Start of Dataset

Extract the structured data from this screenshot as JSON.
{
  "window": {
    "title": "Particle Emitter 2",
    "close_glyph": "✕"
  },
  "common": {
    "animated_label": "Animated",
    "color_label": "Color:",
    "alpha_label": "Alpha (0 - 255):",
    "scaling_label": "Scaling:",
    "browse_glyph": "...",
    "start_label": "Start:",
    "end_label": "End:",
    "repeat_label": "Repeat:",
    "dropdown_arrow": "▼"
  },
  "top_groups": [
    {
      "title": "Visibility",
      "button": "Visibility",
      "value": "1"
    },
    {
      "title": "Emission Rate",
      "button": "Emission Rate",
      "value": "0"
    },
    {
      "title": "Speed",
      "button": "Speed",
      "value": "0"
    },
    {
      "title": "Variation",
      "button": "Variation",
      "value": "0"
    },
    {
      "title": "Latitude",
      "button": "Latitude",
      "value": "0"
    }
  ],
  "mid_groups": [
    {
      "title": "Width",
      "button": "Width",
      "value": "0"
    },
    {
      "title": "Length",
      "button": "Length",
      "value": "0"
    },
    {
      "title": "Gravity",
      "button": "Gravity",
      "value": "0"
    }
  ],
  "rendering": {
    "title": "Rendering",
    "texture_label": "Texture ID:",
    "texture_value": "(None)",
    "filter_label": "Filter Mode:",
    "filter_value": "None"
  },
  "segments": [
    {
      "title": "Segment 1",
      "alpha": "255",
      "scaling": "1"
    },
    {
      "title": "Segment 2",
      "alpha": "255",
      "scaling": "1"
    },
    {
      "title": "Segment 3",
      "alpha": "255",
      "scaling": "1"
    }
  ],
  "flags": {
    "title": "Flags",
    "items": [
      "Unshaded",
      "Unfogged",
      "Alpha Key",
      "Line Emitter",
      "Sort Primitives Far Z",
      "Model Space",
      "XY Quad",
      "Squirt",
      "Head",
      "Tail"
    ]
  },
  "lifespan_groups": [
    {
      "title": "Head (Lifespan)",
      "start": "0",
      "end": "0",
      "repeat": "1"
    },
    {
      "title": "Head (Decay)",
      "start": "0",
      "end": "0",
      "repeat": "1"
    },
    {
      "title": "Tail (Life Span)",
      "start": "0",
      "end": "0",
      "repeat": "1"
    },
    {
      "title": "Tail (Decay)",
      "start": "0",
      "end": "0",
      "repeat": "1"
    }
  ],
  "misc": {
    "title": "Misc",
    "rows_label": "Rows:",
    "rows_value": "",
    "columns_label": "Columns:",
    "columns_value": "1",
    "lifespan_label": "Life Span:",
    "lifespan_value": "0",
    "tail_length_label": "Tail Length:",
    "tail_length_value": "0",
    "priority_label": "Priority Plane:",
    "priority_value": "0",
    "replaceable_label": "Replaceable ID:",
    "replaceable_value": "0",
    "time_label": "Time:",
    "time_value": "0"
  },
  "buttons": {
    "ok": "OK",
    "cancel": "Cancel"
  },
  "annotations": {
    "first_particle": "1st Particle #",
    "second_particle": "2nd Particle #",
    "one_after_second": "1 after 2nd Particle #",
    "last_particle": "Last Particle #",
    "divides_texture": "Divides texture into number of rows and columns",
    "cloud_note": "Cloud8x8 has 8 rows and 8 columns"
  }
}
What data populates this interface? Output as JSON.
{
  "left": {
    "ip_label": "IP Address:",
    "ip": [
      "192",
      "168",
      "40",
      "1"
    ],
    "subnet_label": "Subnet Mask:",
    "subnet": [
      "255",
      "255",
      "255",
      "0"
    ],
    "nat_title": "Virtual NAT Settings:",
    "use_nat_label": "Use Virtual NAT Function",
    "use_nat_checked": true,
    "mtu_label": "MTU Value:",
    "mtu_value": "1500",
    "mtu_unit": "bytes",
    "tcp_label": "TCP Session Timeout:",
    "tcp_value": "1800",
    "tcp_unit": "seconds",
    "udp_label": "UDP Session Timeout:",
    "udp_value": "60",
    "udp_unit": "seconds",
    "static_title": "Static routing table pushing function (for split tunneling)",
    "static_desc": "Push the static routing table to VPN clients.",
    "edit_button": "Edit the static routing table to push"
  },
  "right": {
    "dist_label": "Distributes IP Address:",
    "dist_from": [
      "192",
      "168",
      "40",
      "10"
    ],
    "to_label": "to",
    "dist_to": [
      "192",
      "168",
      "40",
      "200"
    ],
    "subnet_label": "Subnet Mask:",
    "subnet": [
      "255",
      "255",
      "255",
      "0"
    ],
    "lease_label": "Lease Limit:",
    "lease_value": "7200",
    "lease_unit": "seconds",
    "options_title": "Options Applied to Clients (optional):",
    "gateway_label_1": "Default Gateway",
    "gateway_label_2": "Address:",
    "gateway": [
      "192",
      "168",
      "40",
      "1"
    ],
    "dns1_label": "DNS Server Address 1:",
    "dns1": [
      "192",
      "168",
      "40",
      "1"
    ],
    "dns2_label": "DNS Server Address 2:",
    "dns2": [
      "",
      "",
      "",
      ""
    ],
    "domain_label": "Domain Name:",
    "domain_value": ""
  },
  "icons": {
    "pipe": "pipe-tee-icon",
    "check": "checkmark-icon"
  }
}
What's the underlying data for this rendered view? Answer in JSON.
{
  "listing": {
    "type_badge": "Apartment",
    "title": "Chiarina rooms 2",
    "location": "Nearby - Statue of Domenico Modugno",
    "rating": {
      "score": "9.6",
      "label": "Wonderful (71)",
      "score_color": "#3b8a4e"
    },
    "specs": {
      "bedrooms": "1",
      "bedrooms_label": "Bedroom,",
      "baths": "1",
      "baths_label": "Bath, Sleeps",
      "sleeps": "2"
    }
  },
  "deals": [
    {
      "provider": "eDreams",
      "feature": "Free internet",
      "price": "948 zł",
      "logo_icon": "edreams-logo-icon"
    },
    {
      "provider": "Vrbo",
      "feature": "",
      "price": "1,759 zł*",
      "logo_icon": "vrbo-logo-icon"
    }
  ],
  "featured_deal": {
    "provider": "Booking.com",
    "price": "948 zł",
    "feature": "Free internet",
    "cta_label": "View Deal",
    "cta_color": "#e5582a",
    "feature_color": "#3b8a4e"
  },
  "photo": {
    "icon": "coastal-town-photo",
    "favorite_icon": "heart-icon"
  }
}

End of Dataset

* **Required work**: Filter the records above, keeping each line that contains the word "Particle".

* **Completed task**:
    "title": "Particle Emitter 2",
    "first_particle": "1st Particle #",
    "second_particle": "2nd Particle #",
    "one_after_second": "1 after 2nd Particle #",
    "last_particle": "Last Particle #",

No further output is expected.